TASK DESCRIPTION:
Only the lines with "Policy" in them need to be copied from the listing.

RECORD SET:
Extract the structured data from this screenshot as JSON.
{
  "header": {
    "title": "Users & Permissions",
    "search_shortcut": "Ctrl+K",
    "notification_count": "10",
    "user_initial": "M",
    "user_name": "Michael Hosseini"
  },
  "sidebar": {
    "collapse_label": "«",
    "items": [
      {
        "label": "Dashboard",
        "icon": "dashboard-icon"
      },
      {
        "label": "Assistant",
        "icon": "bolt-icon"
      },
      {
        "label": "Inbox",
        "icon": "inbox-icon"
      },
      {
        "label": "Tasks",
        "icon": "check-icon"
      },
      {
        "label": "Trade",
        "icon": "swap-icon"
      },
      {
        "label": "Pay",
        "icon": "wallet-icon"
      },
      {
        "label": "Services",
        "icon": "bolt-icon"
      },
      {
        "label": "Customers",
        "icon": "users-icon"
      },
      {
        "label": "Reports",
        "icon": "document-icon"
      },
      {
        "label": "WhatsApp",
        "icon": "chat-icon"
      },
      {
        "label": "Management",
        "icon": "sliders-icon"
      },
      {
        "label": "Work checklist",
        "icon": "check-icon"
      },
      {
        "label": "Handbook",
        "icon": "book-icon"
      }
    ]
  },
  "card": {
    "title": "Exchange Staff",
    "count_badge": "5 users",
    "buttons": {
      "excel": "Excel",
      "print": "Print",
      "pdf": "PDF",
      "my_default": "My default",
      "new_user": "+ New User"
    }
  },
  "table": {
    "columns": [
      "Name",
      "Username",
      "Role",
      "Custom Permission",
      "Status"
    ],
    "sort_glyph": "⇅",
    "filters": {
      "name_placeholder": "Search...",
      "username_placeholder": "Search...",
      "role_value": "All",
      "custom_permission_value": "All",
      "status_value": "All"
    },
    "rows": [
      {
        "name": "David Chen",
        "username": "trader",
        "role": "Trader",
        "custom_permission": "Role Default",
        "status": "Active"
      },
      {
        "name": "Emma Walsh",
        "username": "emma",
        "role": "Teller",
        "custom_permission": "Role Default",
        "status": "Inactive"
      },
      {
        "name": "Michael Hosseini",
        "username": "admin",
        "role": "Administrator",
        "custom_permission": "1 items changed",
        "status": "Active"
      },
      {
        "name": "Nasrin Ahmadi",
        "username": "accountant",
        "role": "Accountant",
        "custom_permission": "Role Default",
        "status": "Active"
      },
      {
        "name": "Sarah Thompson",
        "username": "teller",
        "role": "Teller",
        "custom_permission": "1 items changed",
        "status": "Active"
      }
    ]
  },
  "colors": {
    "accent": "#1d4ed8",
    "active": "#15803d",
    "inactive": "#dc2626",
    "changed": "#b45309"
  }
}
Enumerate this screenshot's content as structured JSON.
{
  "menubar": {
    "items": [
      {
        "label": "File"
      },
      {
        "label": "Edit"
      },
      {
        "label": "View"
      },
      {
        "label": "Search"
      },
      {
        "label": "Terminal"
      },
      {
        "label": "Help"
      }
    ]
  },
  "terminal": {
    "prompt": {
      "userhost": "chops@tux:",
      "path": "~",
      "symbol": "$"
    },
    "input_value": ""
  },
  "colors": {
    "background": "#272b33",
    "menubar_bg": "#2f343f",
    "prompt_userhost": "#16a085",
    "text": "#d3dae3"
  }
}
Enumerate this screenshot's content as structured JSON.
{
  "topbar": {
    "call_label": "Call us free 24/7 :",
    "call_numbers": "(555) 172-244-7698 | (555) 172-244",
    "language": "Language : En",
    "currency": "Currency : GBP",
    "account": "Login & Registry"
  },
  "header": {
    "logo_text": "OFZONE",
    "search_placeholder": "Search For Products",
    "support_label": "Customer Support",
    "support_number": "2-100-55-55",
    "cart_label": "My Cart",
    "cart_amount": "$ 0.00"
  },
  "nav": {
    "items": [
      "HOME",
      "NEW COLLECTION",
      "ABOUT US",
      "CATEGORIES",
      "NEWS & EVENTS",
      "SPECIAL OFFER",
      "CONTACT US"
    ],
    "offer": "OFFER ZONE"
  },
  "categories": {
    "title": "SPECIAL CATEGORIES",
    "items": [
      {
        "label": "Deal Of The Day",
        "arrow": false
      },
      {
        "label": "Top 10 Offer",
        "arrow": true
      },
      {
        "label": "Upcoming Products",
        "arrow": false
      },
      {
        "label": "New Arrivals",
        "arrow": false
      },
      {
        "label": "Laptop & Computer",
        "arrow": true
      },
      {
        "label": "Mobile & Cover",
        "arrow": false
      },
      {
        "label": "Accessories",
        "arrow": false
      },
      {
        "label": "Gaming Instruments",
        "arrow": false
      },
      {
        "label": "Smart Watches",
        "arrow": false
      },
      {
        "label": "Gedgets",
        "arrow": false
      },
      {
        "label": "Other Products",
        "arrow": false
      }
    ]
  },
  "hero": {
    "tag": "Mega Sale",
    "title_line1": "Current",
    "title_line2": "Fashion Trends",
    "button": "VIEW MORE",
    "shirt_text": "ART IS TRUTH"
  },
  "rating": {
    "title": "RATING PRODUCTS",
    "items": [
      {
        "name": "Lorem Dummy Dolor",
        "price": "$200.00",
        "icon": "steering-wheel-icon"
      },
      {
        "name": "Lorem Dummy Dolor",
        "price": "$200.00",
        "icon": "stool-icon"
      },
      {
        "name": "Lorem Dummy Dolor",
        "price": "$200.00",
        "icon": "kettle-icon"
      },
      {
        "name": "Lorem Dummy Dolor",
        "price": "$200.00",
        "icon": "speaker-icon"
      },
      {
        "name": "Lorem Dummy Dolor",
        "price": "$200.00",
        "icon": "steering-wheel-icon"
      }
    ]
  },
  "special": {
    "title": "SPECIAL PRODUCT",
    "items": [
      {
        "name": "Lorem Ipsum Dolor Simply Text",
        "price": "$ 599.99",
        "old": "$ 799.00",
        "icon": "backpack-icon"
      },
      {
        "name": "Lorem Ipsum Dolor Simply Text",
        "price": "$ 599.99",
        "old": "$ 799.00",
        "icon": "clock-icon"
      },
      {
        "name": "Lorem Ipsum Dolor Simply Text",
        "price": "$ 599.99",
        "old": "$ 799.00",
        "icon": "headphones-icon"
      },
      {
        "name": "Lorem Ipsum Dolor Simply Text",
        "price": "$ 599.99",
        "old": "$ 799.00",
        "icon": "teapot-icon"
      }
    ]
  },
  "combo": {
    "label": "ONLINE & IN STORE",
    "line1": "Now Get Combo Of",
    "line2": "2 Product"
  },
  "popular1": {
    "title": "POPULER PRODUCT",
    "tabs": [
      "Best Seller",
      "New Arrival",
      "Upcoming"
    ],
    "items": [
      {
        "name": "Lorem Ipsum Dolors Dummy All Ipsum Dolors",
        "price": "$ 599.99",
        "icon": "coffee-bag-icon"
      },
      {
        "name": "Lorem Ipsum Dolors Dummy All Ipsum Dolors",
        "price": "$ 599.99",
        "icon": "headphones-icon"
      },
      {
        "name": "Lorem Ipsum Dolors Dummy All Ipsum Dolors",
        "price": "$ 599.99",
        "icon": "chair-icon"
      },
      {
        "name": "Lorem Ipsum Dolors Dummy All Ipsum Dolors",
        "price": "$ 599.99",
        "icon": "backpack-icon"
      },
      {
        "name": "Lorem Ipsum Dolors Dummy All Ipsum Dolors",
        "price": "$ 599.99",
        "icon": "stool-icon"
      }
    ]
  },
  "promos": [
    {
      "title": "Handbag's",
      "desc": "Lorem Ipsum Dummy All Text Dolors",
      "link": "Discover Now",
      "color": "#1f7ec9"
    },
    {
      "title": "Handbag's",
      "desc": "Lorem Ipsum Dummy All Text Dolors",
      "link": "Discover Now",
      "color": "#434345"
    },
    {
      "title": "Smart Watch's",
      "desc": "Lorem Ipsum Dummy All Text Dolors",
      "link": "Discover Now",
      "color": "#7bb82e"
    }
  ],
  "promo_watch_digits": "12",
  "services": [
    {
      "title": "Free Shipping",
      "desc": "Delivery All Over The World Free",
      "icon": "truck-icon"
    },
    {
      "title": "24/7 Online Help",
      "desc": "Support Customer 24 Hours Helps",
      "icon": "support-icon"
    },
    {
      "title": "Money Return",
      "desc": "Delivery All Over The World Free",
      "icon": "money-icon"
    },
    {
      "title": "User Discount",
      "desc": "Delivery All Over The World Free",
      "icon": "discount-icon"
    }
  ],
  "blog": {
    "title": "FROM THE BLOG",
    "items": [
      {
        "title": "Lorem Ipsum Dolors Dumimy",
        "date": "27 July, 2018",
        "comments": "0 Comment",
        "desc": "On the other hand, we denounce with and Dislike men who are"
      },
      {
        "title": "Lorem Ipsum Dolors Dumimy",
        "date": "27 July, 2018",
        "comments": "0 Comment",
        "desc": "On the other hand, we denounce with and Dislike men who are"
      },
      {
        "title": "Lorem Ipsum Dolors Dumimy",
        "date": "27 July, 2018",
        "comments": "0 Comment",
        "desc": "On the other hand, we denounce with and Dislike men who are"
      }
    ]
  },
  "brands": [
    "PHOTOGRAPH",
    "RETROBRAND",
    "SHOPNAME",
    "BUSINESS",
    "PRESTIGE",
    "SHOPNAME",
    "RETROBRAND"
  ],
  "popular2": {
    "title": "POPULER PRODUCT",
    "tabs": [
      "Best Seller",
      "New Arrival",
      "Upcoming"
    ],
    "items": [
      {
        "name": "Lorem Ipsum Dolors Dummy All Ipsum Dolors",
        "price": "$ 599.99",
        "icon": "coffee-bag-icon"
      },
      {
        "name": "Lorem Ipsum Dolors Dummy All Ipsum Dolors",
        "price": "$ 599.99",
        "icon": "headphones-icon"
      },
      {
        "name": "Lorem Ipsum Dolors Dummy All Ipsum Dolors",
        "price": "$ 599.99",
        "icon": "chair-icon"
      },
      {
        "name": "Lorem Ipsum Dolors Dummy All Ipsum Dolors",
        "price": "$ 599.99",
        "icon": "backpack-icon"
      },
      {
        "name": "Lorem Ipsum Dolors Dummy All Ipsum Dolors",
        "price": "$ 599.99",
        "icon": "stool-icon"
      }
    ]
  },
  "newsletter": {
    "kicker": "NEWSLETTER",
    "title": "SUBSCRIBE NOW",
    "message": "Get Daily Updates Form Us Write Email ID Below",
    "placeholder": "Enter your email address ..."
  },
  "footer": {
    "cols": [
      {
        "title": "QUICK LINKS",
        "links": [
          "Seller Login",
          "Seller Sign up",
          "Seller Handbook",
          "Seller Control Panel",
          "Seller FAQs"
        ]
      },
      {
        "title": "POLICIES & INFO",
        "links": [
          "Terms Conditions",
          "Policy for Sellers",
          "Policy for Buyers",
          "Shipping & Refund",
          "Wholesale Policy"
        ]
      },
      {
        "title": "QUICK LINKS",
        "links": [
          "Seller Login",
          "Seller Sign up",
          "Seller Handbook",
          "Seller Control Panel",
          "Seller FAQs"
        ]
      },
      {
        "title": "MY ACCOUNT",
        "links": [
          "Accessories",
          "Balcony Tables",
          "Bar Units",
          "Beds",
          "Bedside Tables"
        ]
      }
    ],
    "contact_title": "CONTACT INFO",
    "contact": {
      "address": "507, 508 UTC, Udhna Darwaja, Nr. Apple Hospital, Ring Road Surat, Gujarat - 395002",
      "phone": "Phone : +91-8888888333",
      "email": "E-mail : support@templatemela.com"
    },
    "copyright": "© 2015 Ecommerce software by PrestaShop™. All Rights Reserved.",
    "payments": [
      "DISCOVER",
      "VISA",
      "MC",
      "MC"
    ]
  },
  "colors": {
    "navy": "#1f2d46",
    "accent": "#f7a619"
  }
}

RESULT OF THIS TASK:
          "Policy for Sellers",
          "Policy for Buyers",
          "Wholesale Policy"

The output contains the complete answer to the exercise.